Dataset rows for apps and sites:
Start of Block
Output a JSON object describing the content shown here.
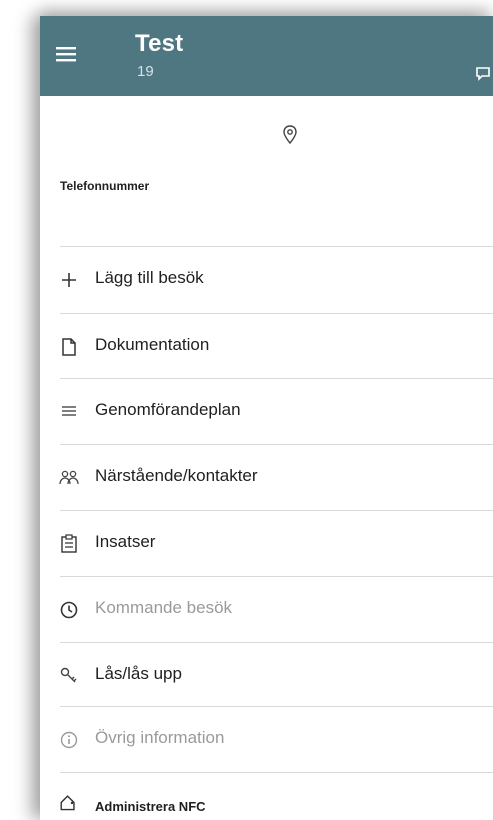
{
  "app": {
    "title": "Test",
    "subtitle": "19"
  },
  "icons": {
    "menu": "menu-icon",
    "chat": "chat-icon",
    "location": "location-pin-icon"
  },
  "colors": {
    "appbar": "#4f7782",
    "text": "#1f1f1f",
    "disabled": "#9a9a9a"
  },
  "contact": {
    "phone_label": "Telefonnummer"
  },
  "menu_items": [
    {
      "label": "Lägg till besök",
      "icon": "plus-icon",
      "enabled": true
    },
    {
      "label": "Dokumentation",
      "icon": "document-icon",
      "enabled": true
    },
    {
      "label": "Genomförandeplan",
      "icon": "list-icon",
      "enabled": true
    },
    {
      "label": "Närstående/kontakter",
      "icon": "people-icon",
      "enabled": true
    },
    {
      "label": "Insatser",
      "icon": "clipboard-icon",
      "enabled": true
    },
    {
      "label": "Kommande besök",
      "icon": "clock-icon",
      "enabled": false
    },
    {
      "label": "Lås/lås upp",
      "icon": "key-icon",
      "enabled": true
    },
    {
      "label": "Övrig information",
      "icon": "info-icon",
      "enabled": false
    },
    {
      "label": "Administrera NFC",
      "icon": "tag-icon",
      "enabled": true
    }
  ]
}
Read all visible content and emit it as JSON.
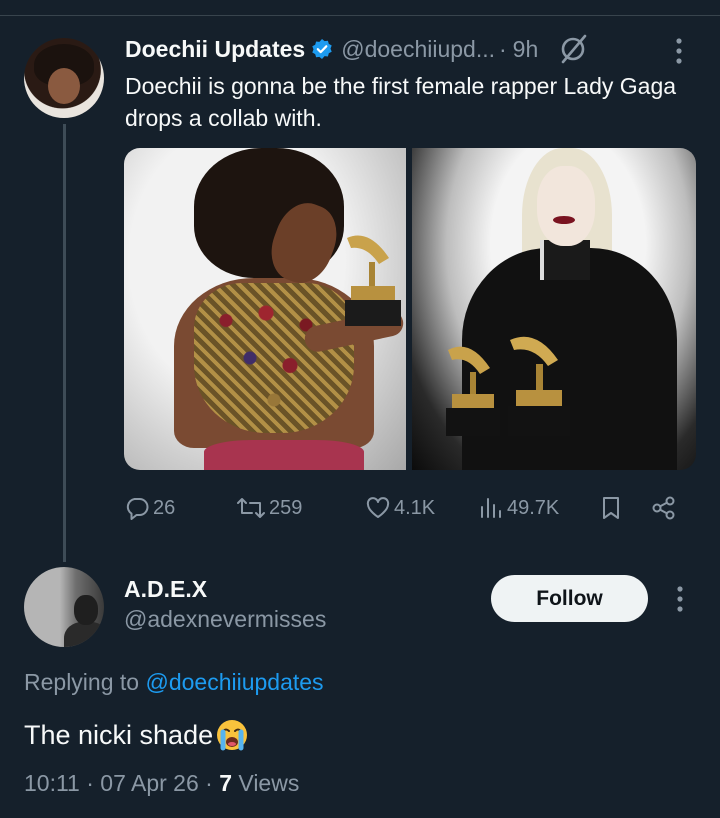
{
  "tweet": {
    "author_name": "Doechii Updates",
    "author_handle": "@doechiiupd...",
    "separator": "·",
    "time": "9h",
    "text": "Doechii is gonna be the first female rapper Lady Gaga drops a collab with.",
    "stats": {
      "replies": "26",
      "retweets": "259",
      "likes": "4.1K",
      "views": "49.7K"
    }
  },
  "reply": {
    "author_name": "A.D.E.X",
    "author_handle": "@adexnevermisses",
    "follow_label": "Follow",
    "replying_prefix": "Replying to",
    "replying_handle": "@doechiiupdates",
    "text": "The nicki shade",
    "meta_time": "10:11 · 07 Apr 26 ·",
    "meta_views_count": "7",
    "meta_views_label": "Views"
  },
  "colors": {
    "background": "#15202b",
    "text_primary": "#f7f9f9",
    "text_secondary": "#8b98a5",
    "accent": "#1d9bf0"
  },
  "icons": {
    "verified": "verified-badge-icon",
    "grok": "grok-icon",
    "more": "more-vertical-icon",
    "reply": "reply-icon",
    "retweet": "retweet-icon",
    "like": "heart-icon",
    "views": "views-icon",
    "bookmark": "bookmark-icon",
    "share": "share-icon",
    "emoji": "loudly-crying-face-icon"
  }
}
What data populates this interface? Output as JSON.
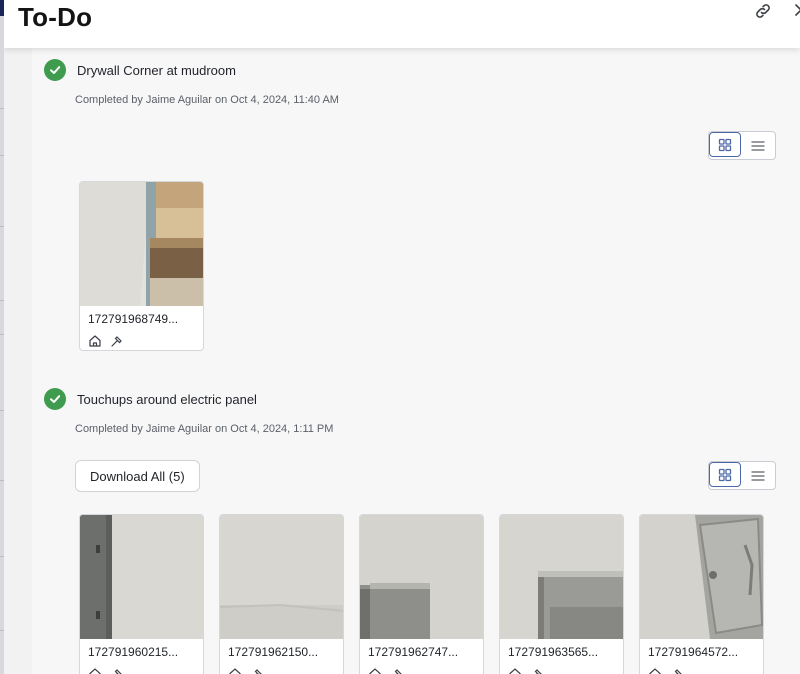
{
  "header": {
    "title": "To-Do",
    "link_icon": "link-icon",
    "close_icon": "close-icon"
  },
  "items": [
    {
      "title": "Drywall Corner at mudroom",
      "meta": "Completed by Jaime Aguilar on Oct 4, 2024, 11:40 AM",
      "photos": [
        {
          "name": "172791968749..."
        }
      ]
    },
    {
      "title": "Touchups around electric panel",
      "meta": "Completed by Jaime Aguilar on Oct 4, 2024, 1:11 PM",
      "download_label": "Download All (5)",
      "photos": [
        {
          "name": "172791960215..."
        },
        {
          "name": "172791962150..."
        },
        {
          "name": "172791962747..."
        },
        {
          "name": "172791963565..."
        },
        {
          "name": "172791964572..."
        }
      ]
    }
  ],
  "colors": {
    "check": "#3f9b4e",
    "accent": "#4b67a8",
    "panel_bg": "#f7f7f8"
  }
}
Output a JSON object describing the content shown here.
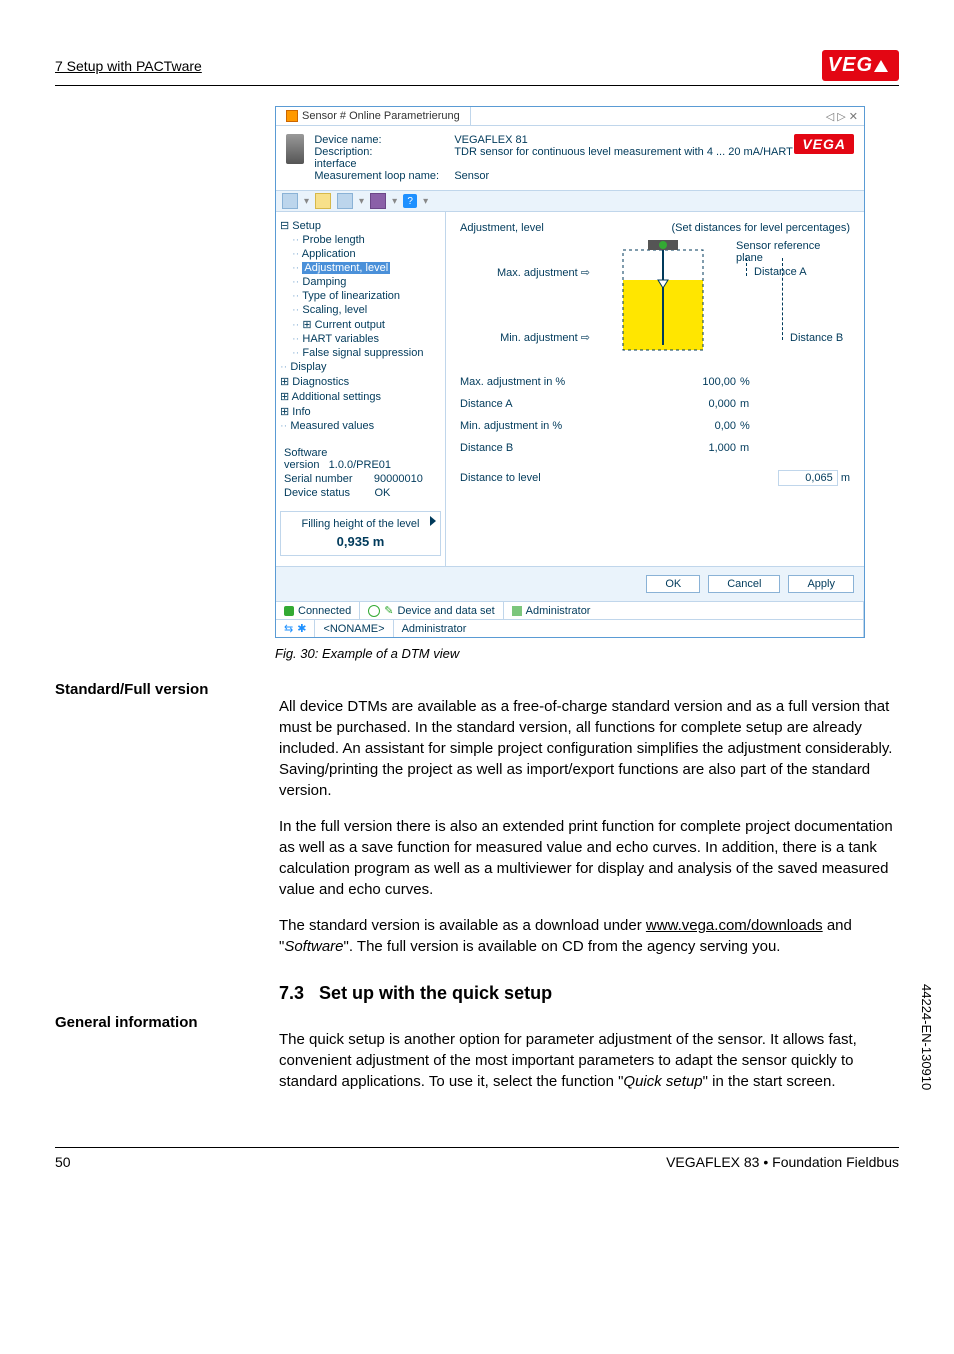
{
  "header": {
    "title": "7 Setup with PACTware"
  },
  "dtm": {
    "tab_title": "Sensor # Online Parametrierung",
    "device": {
      "name_label": "Device name:",
      "name_value": "VEGAFLEX 81",
      "desc_label": "Description:",
      "desc_value": "TDR sensor for continuous level measurement with 4 ... 20 mA/HART interface",
      "loop_label": "Measurement loop name:",
      "loop_value": "Sensor"
    },
    "tree": {
      "root": "Setup",
      "items": [
        "Probe length",
        "Application",
        "Adjustment, level",
        "Damping",
        "Type of linearization",
        "Scaling, level",
        "Current output",
        "HART variables",
        "False signal suppression"
      ],
      "after": [
        "Display",
        "Diagnostics",
        "Additional settings",
        "Info"
      ],
      "measured": "Measured values"
    },
    "meas": {
      "sw_label": "Software version",
      "sw_value": "1.0.0/PRE01",
      "sn_label": "Serial number",
      "sn_value": "90000010",
      "st_label": "Device status",
      "st_value": "OK"
    },
    "fill": {
      "label": "Filling height of the level",
      "value": "0,935 m"
    },
    "main": {
      "title": "Adjustment, level",
      "hint": "(Set distances for level percentages)",
      "srp": "Sensor reference plane",
      "max_label": "Max. adjustment",
      "min_label": "Min. adjustment",
      "distA": "Distance A",
      "distB": "Distance B"
    },
    "readouts": {
      "max_pct_label": "Max. adjustment in %",
      "max_pct_value": "100,00",
      "distA_label": "Distance A",
      "distA_value": "0,000",
      "min_pct_label": "Min. adjustment in %",
      "min_pct_value": "0,00",
      "distB_label": "Distance B",
      "distB_value": "1,000",
      "dist_level_label": "Distance to level",
      "dist_level_value": "0,065",
      "unit_pct": "%",
      "unit_m": "m"
    },
    "buttons": {
      "ok": "OK",
      "cancel": "Cancel",
      "apply": "Apply"
    },
    "status": {
      "connected": "Connected",
      "dataset": "Device and data set",
      "admin": "Administrator",
      "noname": "<NONAME>"
    }
  },
  "caption": "Fig. 30: Example of a DTM view",
  "sections": {
    "std_label": "Standard/Full version",
    "std_p1": "All device DTMs are available as a free-of-charge standard version and as a full version that must be purchased. In the standard version, all functions for complete setup are already included. An assistant for simple project configuration simplifies the adjustment considerably. Saving/printing the project as well as import/export functions are also part of the standard version.",
    "std_p2": "In the full version there is also an extended print function for complete project documentation as well as a save function for measured value and echo curves. In addition, there is a tank calculation program as well as a multiviewer for display and analysis of the saved measured value and echo curves.",
    "std_p3a": "The standard version is available as a download under ",
    "std_link": "www.vega.com/downloads",
    "std_p3b": " and \"",
    "std_italic": "Software",
    "std_p3c": "\". The full version is available on CD from the agency serving you.",
    "h2_num": "7.3",
    "h2_title": "Set up with the quick setup",
    "gen_label": "General information",
    "gen_p1a": "The quick setup is another option for parameter adjustment of the sensor. It allows fast, convenient adjustment of the most important parameters to adapt the sensor quickly to standard applications. To use it, select the function \"",
    "gen_italic": "Quick setup",
    "gen_p1b": "\" in the start screen."
  },
  "footer": {
    "page": "50",
    "product": "VEGAFLEX 83 • Foundation Fieldbus",
    "side_code": "44224-EN-130910"
  }
}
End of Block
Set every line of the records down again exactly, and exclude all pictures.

SOLUTION FOR THIS TASK:
Output a JSON object describing the content shown here.
{
  "app": {
    "title": "Test",
    "subtitle": "19"
  },
  "icons": {
    "menu": "menu-icon",
    "chat": "chat-icon",
    "location": "location-pin-icon"
  },
  "colors": {
    "appbar": "#4f7782",
    "text": "#1f1f1f",
    "disabled": "#9a9a9a"
  },
  "contact": {
    "phone_label": "Telefonnummer"
  },
  "menu_items": [
    {
      "label": "Lägg till besök",
      "icon": "plus-icon",
      "enabled": true
    },
    {
      "label": "Dokumentation",
      "icon": "document-icon",
      "enabled": true
    },
    {
      "label": "Genomförandeplan",
      "icon": "list-icon",
      "enabled": true
    },
    {
      "label": "Närstående/kontakter",
      "icon": "people-icon",
      "enabled": true
    },
    {
      "label": "Insatser",
      "icon": "clipboard-icon",
      "enabled": true
    },
    {
      "label": "Kommande besök",
      "icon": "clock-icon",
      "enabled": false
    },
    {
      "label": "Lås/lås upp",
      "icon": "key-icon",
      "enabled": true
    },
    {
      "label": "Övrig information",
      "icon": "info-icon",
      "enabled": false
    },
    {
      "label": "Administrera NFC",
      "icon": "tag-icon",
      "enabled": true
    }
  ]
}
Read all visible content and emit it as JSON.
{
  "tweet": {
    "author_name": "Doechii Updates",
    "author_handle": "@doechiiupd...",
    "separator": "·",
    "time": "9h",
    "text": "Doechii is gonna be the first female rapper Lady Gaga drops a collab with.",
    "stats": {
      "replies": "26",
      "retweets": "259",
      "likes": "4.1K",
      "views": "49.7K"
    }
  },
  "reply": {
    "author_name": "A.D.E.X",
    "author_handle": "@adexnevermisses",
    "follow_label": "Follow",
    "replying_prefix": "Replying to",
    "replying_handle": "@doechiiupdates",
    "text": "The nicki shade",
    "meta_time": "10:11 · 07 Apr 26 ·",
    "meta_views_count": "7",
    "meta_views_label": "Views"
  },
  "colors": {
    "background": "#15202b",
    "text_primary": "#f7f9f9",
    "text_secondary": "#8b98a5",
    "accent": "#1d9bf0"
  },
  "icons": {
    "verified": "verified-badge-icon",
    "grok": "grok-icon",
    "more": "more-vertical-icon",
    "reply": "reply-icon",
    "retweet": "retweet-icon",
    "like": "heart-icon",
    "views": "views-icon",
    "bookmark": "bookmark-icon",
    "share": "share-icon",
    "emoji": "loudly-crying-face-icon"
  }
}
What data populates this interface? Output as JSON.
{
  "header": {
    "title": "To-Do",
    "link_icon": "link-icon",
    "close_icon": "close-icon"
  },
  "items": [
    {
      "title": "Drywall Corner at mudroom",
      "meta": "Completed by Jaime Aguilar on Oct 4, 2024, 11:40 AM",
      "photos": [
        {
          "name": "172791968749..."
        }
      ]
    },
    {
      "title": "Touchups around electric panel",
      "meta": "Completed by Jaime Aguilar on Oct 4, 2024, 1:11 PM",
      "download_label": "Download All (5)",
      "photos": [
        {
          "name": "172791960215..."
        },
        {
          "name": "172791962150..."
        },
        {
          "name": "172791962747..."
        },
        {
          "name": "172791963565..."
        },
        {
          "name": "172791964572..."
        }
      ]
    }
  ],
  "colors": {
    "check": "#3f9b4e",
    "accent": "#4b67a8",
    "panel_bg": "#f7f7f8"
  }
}
Output a JSON object describing the content shown here.
{
  "header": {
    "title": "7 Setup with PACTware"
  },
  "dtm": {
    "tab_title": "Sensor # Online Parametrierung",
    "device": {
      "name_label": "Device name:",
      "name_value": "VEGAFLEX 81",
      "desc_label": "Description:",
      "desc_value": "TDR sensor for continuous level measurement with 4 ... 20 mA/HART interface",
      "loop_label": "Measurement loop name:",
      "loop_value": "Sensor"
    },
    "tree": {
      "root": "Setup",
      "items": [
        "Probe length",
        "Application",
        "Adjustment, level",
        "Damping",
        "Type of linearization",
        "Scaling, level",
        "Current output",
        "HART variables",
        "False signal suppression"
      ],
      "after": [
        "Display",
        "Diagnostics",
        "Additional settings",
        "Info"
      ],
      "measured": "Measured values"
    },
    "meas": {
      "sw_label": "Software version",
      "sw_value": "1.0.0/PRE01",
      "sn_label": "Serial number",
      "sn_value": "90000010",
      "st_label": "Device status",
      "st_value": "OK"
    },
    "fill": {
      "label": "Filling height of the level",
      "value": "0,935 m"
    },
    "main": {
      "title": "Adjustment, level",
      "hint": "(Set distances for level percentages)",
      "srp": "Sensor reference plane",
      "max_label": "Max. adjustment",
      "min_label": "Min. adjustment",
      "distA": "Distance A",
      "distB": "Distance B"
    },
    "readouts": {
      "max_pct_label": "Max. adjustment in %",
      "max_pct_value": "100,00",
      "distA_label": "Distance A",
      "distA_value": "0,000",
      "min_pct_label": "Min. adjustment in %",
      "min_pct_value": "0,00",
      "distB_label": "Distance B",
      "distB_value": "1,000",
      "dist_level_label": "Distance to level",
      "dist_level_value": "0,065",
      "unit_pct": "%",
      "unit_m": "m"
    },
    "buttons": {
      "ok": "OK",
      "cancel": "Cancel",
      "apply": "Apply"
    },
    "status": {
      "connected": "Connected",
      "dataset": "Device and data set",
      "admin": "Administrator",
      "noname": "<NONAME>"
    }
  },
  "caption": "Fig. 30: Example of a DTM view",
  "sections": {
    "std_label": "Standard/Full version",
    "std_p1": "All device DTMs are available as a free-of-charge standard version and as a full version that must be purchased. In the standard version, all functions for complete setup are already included. An assistant for simple project configuration simplifies the adjustment considerably. Saving/printing the project as well as import/export functions are also part of the standard version.",
    "std_p2": "In the full version there is also an extended print function for complete project documentation as well as a save function for measured value and echo curves. In addition, there is a tank calculation program as well as a multiviewer for display and analysis of the saved measured value and echo curves.",
    "std_p3a": "The standard version is available as a download under ",
    "std_link": "www.vega.com/downloads",
    "std_p3b": " and \"",
    "std_italic": "Software",
    "std_p3c": "\". The full version is available on CD from the agency serving you.",
    "h2_num": "7.3",
    "h2_title": "Set up with the quick setup",
    "gen_label": "General information",
    "gen_p1a": "The quick setup is another option for parameter adjustment of the sensor. It allows fast, convenient adjustment of the most important parameters to adapt the sensor quickly to standard applications. To use it, select the function \"",
    "gen_italic": "Quick setup",
    "gen_p1b": "\" in the start screen."
  },
  "footer": {
    "page": "50",
    "product": "VEGAFLEX 83 • Foundation Fieldbus",
    "side_code": "44224-EN-130910"
  }
}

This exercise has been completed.